U.S.-Japan talks aimed at a trade deal seen as vital to a broader regional pact are in stalemate, Japan's economy minister said.» Read More
Today's rally notwithstanding, traders are worried that the whole AIG thing has raised the political risk for the economic recovery.
The Bernanke 60 Minutes interview lived up to billing with his comments that the country has avoided a Depression lifting market averages this morning.
The Obama administration is increasingly concerned about a populist backlash against banks and Wall Street, worried that anger at financial institutions could also end up being directed at Congress and the White House and could complicate President Obama’s agenda, the New York Times reports.
"The G20, Geithner, and Bernanke correctly and calmly point out what has to happen to restore the economy: it depends a lot on the financial system and what to do about it," writes Andrew Busch.
President Barack Obama and his economic team are taking a cheerier tone while making billions in federal loans available to the nation's struggling small businesses.
Bernanke is scoring big points on Wall Street for his 60 Minutes interview last night - his belief that the recession may end this year, but more importantly he laid out why stabilizing the financial sector is critical and why the government needs to continue to maintain a VERY aggressive approach to the crisis.
There’s growing concern in some circles that the President’s economic policies are confusing massive stimulus with Big Government and will thus deliver a muted recovery in the next year.
The Obama administration's plan to purchase toxic assets from the banks in a public/private partnership could be made public as soon as this week, according to senior administration officials.
Why wouldn’t they? They’ve made a lot of money during this downturn. But that might be changing now.

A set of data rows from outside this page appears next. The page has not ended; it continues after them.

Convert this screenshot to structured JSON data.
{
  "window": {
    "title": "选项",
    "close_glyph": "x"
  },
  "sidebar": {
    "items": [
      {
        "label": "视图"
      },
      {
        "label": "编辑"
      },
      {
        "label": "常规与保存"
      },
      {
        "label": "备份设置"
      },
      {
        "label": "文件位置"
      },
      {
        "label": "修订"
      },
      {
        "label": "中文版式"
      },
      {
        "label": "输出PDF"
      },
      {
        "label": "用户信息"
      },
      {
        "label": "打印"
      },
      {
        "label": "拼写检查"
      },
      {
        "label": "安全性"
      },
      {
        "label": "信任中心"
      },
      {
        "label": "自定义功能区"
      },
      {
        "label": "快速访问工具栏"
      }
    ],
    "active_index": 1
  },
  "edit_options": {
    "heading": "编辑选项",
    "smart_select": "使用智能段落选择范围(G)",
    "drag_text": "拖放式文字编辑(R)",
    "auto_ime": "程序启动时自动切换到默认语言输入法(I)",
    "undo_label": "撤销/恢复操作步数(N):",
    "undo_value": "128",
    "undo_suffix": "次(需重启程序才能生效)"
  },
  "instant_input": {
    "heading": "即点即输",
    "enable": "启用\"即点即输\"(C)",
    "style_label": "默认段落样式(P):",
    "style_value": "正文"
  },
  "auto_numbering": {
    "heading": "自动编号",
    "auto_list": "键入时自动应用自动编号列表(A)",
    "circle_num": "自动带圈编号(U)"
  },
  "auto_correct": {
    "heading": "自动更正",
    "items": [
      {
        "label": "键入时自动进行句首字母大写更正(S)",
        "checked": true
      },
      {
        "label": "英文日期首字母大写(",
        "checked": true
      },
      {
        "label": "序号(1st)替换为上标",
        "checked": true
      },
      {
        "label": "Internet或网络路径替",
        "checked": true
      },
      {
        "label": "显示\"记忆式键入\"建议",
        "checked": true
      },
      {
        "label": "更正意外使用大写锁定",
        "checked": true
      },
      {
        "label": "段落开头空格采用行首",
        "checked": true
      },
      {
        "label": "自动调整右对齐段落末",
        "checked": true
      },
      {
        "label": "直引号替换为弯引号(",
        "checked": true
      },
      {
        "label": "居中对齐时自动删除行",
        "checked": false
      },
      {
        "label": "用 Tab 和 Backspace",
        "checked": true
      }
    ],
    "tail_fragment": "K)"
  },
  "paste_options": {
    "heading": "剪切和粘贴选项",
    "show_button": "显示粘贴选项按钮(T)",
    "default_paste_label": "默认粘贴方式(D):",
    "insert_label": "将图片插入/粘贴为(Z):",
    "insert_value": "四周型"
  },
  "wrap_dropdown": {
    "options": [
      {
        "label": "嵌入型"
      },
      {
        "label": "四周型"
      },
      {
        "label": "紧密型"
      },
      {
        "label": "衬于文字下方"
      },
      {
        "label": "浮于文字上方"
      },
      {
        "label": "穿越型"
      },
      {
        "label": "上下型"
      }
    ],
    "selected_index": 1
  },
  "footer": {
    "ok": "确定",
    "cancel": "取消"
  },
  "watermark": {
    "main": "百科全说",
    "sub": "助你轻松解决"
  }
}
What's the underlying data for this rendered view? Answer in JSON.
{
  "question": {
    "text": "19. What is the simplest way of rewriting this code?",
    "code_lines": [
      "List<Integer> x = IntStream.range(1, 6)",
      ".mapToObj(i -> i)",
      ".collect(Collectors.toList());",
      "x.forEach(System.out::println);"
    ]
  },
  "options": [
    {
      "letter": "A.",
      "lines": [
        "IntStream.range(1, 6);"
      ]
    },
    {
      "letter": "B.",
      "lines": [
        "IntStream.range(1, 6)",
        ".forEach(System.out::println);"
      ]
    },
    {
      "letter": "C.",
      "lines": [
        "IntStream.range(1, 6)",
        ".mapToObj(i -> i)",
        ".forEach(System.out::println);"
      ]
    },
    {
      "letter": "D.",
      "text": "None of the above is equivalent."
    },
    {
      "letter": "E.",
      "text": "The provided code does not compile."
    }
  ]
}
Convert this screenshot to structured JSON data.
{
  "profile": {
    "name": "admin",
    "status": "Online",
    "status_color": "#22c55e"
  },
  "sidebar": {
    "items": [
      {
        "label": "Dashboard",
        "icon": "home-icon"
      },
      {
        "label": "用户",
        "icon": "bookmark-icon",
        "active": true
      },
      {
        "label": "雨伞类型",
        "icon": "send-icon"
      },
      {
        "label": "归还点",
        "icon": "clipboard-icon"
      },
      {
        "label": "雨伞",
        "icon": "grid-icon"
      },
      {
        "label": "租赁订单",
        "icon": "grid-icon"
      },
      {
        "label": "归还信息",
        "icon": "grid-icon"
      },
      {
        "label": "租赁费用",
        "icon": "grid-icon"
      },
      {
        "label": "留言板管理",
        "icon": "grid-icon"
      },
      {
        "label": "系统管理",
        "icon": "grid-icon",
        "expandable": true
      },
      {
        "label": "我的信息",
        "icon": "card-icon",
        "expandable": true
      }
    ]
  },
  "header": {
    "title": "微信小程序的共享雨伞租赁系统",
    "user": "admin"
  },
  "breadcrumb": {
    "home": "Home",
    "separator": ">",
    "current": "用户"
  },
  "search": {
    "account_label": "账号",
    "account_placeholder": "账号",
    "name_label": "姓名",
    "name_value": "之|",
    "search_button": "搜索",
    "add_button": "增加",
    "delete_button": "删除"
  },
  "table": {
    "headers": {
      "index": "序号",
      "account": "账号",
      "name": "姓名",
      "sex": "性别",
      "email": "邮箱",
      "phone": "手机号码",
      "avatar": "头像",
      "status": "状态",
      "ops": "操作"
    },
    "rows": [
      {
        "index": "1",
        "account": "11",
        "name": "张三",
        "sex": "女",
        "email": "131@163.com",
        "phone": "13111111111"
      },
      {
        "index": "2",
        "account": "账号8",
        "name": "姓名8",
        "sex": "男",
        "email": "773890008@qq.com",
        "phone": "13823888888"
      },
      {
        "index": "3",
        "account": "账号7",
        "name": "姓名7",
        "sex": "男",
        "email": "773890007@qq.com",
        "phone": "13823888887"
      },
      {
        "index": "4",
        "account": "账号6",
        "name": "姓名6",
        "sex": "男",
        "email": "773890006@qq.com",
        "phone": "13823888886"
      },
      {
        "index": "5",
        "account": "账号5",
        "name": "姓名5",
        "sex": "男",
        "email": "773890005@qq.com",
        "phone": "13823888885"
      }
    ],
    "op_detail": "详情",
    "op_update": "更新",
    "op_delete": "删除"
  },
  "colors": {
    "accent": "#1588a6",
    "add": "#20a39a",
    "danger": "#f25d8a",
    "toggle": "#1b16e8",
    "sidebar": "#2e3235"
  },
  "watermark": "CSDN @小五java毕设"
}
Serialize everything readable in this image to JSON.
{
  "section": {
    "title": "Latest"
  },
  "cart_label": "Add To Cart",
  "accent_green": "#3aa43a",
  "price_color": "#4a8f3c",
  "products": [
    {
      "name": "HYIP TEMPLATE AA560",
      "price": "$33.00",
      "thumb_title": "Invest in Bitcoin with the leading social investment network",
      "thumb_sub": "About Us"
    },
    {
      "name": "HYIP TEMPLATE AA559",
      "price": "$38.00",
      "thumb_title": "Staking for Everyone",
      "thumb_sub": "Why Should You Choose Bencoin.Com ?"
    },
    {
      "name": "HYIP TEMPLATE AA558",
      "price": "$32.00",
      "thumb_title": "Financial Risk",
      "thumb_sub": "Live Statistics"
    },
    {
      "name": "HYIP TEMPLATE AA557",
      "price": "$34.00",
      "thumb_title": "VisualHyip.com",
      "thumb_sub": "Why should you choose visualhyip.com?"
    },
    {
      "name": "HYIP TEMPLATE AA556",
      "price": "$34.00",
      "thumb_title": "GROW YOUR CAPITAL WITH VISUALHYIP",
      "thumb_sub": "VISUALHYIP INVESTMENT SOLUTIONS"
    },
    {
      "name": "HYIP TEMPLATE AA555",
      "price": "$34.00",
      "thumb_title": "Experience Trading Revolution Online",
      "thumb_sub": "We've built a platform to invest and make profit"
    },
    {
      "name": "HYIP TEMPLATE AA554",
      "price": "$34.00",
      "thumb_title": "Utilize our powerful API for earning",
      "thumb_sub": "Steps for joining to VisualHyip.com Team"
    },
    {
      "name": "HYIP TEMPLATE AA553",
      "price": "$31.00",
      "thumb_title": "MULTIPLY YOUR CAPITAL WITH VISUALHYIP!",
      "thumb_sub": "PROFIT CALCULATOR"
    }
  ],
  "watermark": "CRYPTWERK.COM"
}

With the best week on Wall Street in months, and speculation that Obama may be open to lowering the corporate tax rate, could Obama be winning back Wall Street?
Finally, the new administration is telling Wall Street, "We're pro-business." What took them so long?
The Obama administration’s hope-and-change show hasn’t played well on Wall Street, but in the last week investors may finally be getting some of what they want and that could bring a happier ending than anyone imagined.
President Barack Obama said Thursday the true status of bank balance sheets was not known, and he would act decisively to make sure major banks have enough money to operate.
As we get underway in the US, I have to think back to last week when US President Barack Obama told us all to go long equities. "Buying stocks is potentially a good deal if you have a long term perspective on it."
What a week: Dow up 8.2 percent, S&P up 9.9 percent, NASDAQ up 10.2 percent through Thursday...the best week since November, and only the third weekly advance in the last 15 weeks!
Anyone out there who sees hope in the stock market must be on drugs. And I am: Lipitor and Novasc from Pfizer, Vasotec from Merck, and four other pills, all of which I gobble every day to stop myself from blowing a gasket. So let me say, with some personal pill-popping experience, that this may be a great time to buy drug stocks.
New York State Attorney General Andrew Cuomo, Rep. Barney Frank and other lawmakers are discussing a plan to link executive pay to the long-term performance of companies, the Wall Street Journal said.
Even better: Events that could push the Dow up another 1,000 points.
President Barack Obama's ambitious new budget faced bipartisan skepticism Thursday as key senators questioned the administration's long-term budget outlook and the deficits it envisions rising in the middle of the next decade.
Cramer says we should apply the George Costanza theory of opposites to Obama’s solutions for the financial crisis.